ENTRIES SUPPLIED: Begin
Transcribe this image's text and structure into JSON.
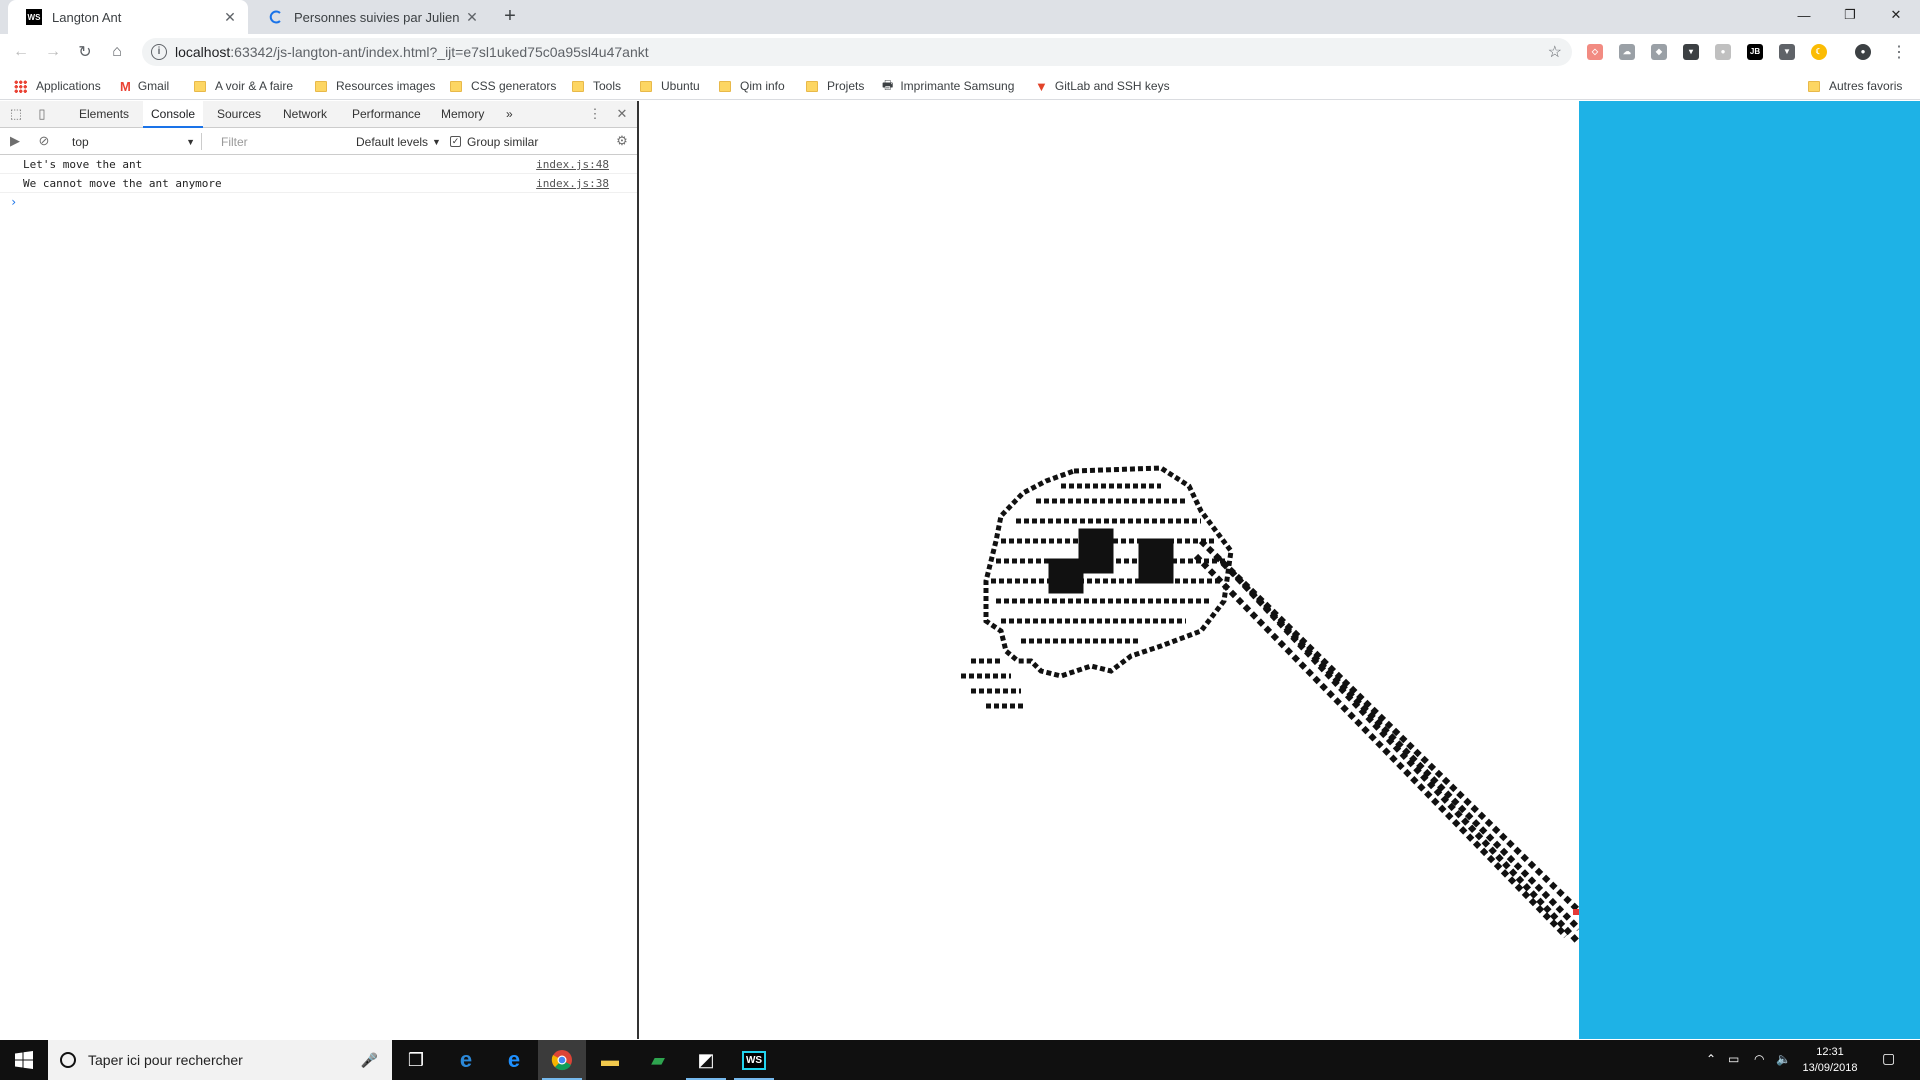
{
  "tabs": [
    {
      "title": "Langton Ant",
      "icon": "webstorm-icon",
      "active": true
    },
    {
      "title": "Personnes suivies par Julien Roch",
      "icon": "loading-icon",
      "active": false
    }
  ],
  "url": {
    "host": "localhost",
    "path": ":63342/js-langton-ant/index.html?_ijt=e7sl1uked75c0a95sl4u47ankt"
  },
  "bookmarks": [
    {
      "label": "Applications",
      "icon": "apps-icon"
    },
    {
      "label": "Gmail",
      "icon": "gmail-icon"
    },
    {
      "label": "A voir & A faire",
      "icon": "folder-icon"
    },
    {
      "label": "Resources images",
      "icon": "folder-icon"
    },
    {
      "label": "CSS generators",
      "icon": "folder-icon"
    },
    {
      "label": "Tools",
      "icon": "folder-icon"
    },
    {
      "label": "Ubuntu",
      "icon": "folder-icon"
    },
    {
      "label": "Qim info",
      "icon": "folder-icon"
    },
    {
      "label": "Projets",
      "icon": "folder-icon"
    },
    {
      "label": "Imprimante Samsung",
      "icon": "printer-icon"
    },
    {
      "label": "GitLab and SSH keys",
      "icon": "gitlab-icon"
    }
  ],
  "other_bookmarks": "Autres favoris",
  "devtools": {
    "tabs": [
      "Elements",
      "Console",
      "Sources",
      "Network",
      "Performance",
      "Memory"
    ],
    "active_tab": "Console",
    "more": "»",
    "context": "top",
    "filter_placeholder": "Filter",
    "levels": "Default levels",
    "group_similar": "Group similar",
    "messages": [
      {
        "text": "Let's move the ant",
        "source": "index.js:48"
      },
      {
        "text": "We cannot move the ant anymore",
        "source": "index.js:38"
      }
    ],
    "prompt": "›"
  },
  "taskbar": {
    "search_placeholder": "Taper ici pour rechercher",
    "time": "12:31",
    "date": "13/09/2018"
  },
  "colors": {
    "panel": "#1eb2e6",
    "ant_cells": "#111111"
  }
}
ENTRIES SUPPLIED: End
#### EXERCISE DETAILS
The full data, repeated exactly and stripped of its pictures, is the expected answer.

#### REPLY TO THE TASK
Transcribe this image's text and structure into JSON.
{
  "tabs": [
    {
      "title": "Langton Ant",
      "icon": "webstorm-icon",
      "active": true
    },
    {
      "title": "Personnes suivies par Julien Roch",
      "icon": "loading-icon",
      "active": false
    }
  ],
  "url": {
    "host": "localhost",
    "path": ":63342/js-langton-ant/index.html?_ijt=e7sl1uked75c0a95sl4u47ankt"
  },
  "bookmarks": [
    {
      "label": "Applications",
      "icon": "apps-icon"
    },
    {
      "label": "Gmail",
      "icon": "gmail-icon"
    },
    {
      "label": "A voir & A faire",
      "icon": "folder-icon"
    },
    {
      "label": "Resources images",
      "icon": "folder-icon"
    },
    {
      "label": "CSS generators",
      "icon": "folder-icon"
    },
    {
      "label": "Tools",
      "icon": "folder-icon"
    },
    {
      "label": "Ubuntu",
      "icon": "folder-icon"
    },
    {
      "label": "Qim info",
      "icon": "folder-icon"
    },
    {
      "label": "Projets",
      "icon": "folder-icon"
    },
    {
      "label": "Imprimante Samsung",
      "icon": "printer-icon"
    },
    {
      "label": "GitLab and SSH keys",
      "icon": "gitlab-icon"
    }
  ],
  "other_bookmarks": "Autres favoris",
  "devtools": {
    "tabs": [
      "Elements",
      "Console",
      "Sources",
      "Network",
      "Performance",
      "Memory"
    ],
    "active_tab": "Console",
    "more": "»",
    "context": "top",
    "filter_placeholder": "Filter",
    "levels": "Default levels",
    "group_similar": "Group similar",
    "messages": [
      {
        "text": "Let's move the ant",
        "source": "index.js:48"
      },
      {
        "text": "We cannot move the ant anymore",
        "source": "index.js:38"
      }
    ],
    "prompt": "›"
  },
  "taskbar": {
    "search_placeholder": "Taper ici pour rechercher",
    "time": "12:31",
    "date": "13/09/2018"
  },
  "colors": {
    "panel": "#1eb2e6",
    "ant_cells": "#111111"
  }
}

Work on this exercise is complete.